How it works: The software, available on 176,000 hybrid-electric Ford Explorers sold as Police Interceptor Utility vehicles, uses the car's own engine and climate control systems to temporarily raise the cabin temperature to 133 degrees — hotter than Death Valley on its hottest day, Ford says.

  • The temperature is maintained for 15 minutes — long enough to disinfect nooks and crannies that manual cleaning can miss — while flashing lights let officers know the process is underway.
  • Ford partnered with researchers at Ohio State University to verify its effectiveness and tested it on police vehicles in New York, California, Michigan, Massachusetts, Ohio and Florida.
  • "Our studies with Ford indicate that exposing coronaviruses to temperatures of 56 degrees Celsius, or 132.8 degrees Fahrenheit, for 15 minutes reduces the viral concentration by greater than 99 percent on interior surfaces and materials used inside Police Interceptor Utility vehicles," Jeff Jahnes and Jesse Kwiek, laboratory supervisors at Ohio State's department of microbiology, said in a statement.

The big question: Can similar methods be used to create self-cleaning transit buses, subway cars and taxis?

  • Ford says it has no plans to use the technology beyond police vehicles.

Go deeper

Updated Oct 7, 2020 - Health

World coronavirus updates

Expand chart
Data: The Center for Systems Science and Engineering at Johns Hopkins; Map: Axios Visuals

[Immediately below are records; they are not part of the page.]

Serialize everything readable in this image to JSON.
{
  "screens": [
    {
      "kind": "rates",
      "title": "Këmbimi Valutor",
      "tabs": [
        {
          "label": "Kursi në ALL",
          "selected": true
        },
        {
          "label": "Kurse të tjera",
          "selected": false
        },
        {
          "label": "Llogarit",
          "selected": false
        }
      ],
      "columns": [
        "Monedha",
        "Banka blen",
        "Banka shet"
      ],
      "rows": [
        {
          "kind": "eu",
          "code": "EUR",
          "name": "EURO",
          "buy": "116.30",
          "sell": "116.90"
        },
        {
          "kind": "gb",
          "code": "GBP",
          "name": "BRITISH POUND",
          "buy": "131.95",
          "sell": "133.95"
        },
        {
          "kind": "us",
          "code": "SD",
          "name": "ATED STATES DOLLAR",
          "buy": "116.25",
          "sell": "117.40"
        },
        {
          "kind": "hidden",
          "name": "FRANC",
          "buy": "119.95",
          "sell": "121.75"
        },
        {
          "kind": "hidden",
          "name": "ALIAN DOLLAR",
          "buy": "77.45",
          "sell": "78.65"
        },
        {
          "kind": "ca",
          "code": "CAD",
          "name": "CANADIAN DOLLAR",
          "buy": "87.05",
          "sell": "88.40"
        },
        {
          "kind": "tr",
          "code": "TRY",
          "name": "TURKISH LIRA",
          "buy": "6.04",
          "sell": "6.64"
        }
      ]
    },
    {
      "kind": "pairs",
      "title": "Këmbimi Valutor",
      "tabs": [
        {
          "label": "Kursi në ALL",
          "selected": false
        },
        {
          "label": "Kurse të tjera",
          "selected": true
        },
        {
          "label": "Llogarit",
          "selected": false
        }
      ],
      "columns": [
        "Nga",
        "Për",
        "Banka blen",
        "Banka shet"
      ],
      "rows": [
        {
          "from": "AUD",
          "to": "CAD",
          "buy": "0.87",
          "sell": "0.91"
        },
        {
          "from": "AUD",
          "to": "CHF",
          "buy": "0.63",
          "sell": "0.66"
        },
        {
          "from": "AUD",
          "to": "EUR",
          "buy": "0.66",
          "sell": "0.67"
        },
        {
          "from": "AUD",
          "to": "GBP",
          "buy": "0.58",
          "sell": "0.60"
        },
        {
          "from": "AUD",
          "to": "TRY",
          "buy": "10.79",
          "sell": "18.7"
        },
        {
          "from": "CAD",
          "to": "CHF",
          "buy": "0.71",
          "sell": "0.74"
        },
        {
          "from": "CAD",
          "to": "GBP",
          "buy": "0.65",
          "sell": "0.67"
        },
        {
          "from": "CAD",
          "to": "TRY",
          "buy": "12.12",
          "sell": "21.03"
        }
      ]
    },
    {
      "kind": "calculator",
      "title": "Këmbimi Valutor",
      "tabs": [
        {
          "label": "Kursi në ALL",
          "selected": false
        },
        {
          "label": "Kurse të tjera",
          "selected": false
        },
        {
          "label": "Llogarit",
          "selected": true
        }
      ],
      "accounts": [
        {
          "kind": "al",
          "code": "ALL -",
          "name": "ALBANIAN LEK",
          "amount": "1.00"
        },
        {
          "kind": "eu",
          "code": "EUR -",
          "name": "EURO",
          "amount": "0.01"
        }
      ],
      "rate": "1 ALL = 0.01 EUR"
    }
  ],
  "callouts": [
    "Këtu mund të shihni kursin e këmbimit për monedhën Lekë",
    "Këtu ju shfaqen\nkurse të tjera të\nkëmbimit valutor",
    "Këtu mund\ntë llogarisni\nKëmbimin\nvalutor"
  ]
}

New Zealand now has active no coronavirus cases in the community after the final six people linked to the Auckland cluster recovered, the country's Health Ministry confirmed in an email Wednesday.

The big picture: The country's second outbreak won't officially be declared closed until there have been "no new cases for two incubation periods," the ministry said. Auckland will join the rest of NZ in enjoying no domestic restrictions from late Wednesday, Prime Minister Jacinda Ardern said, declaring that NZ had "beat the virus again."

Updated 22 hours ago - Politics & Policy

Coronavirus dashboard

Illustration: Sarah Grillo/Axios

  1. Health: CDC director defends agency's response to coronavirus pandemic — CDC warns highly transmissible coronavirus variant could become dominant in U.S. in March.
  2. Politics: Azar says deadly Capitol siege could "tarnish" Trump administration's legacy — Biden says, "We will manage the hell out of" vaccine distribution.
  3. Vaccine: Battling Black mistrust of the vaccines"Pharmacy deserts" could become vaccine deserts — Instacart to give $25 to shoppers who get vaccine.
  4. Economy: Unemployment filings explode againFed chair: No interest rate hike coming any time soon —  Inflation rose more than expected in December.
  5. World: WHO team arrives in China to investigate pandemic origins.
Sep 4, 2020 - Health

"Mask up": Governors urge caution ahead of Labor Day weekend

Beach-goers in San Clemente, California on Sept. 2 ahead of Labor Day weekend. Photo: Allen J. Schaben/Los Angeles Times via Getty Images

Democratic and Republican governors on Friday urged residents to adhere to basic coronavirus mitigation strategies, like washing hands and wearing a mask, during the Labor Day weekend.

Why it matters: 18 states saw rising coronavirus caseloads over the last week, including seven where daily infections were up by more than 50%, per a weekly Axios tracker.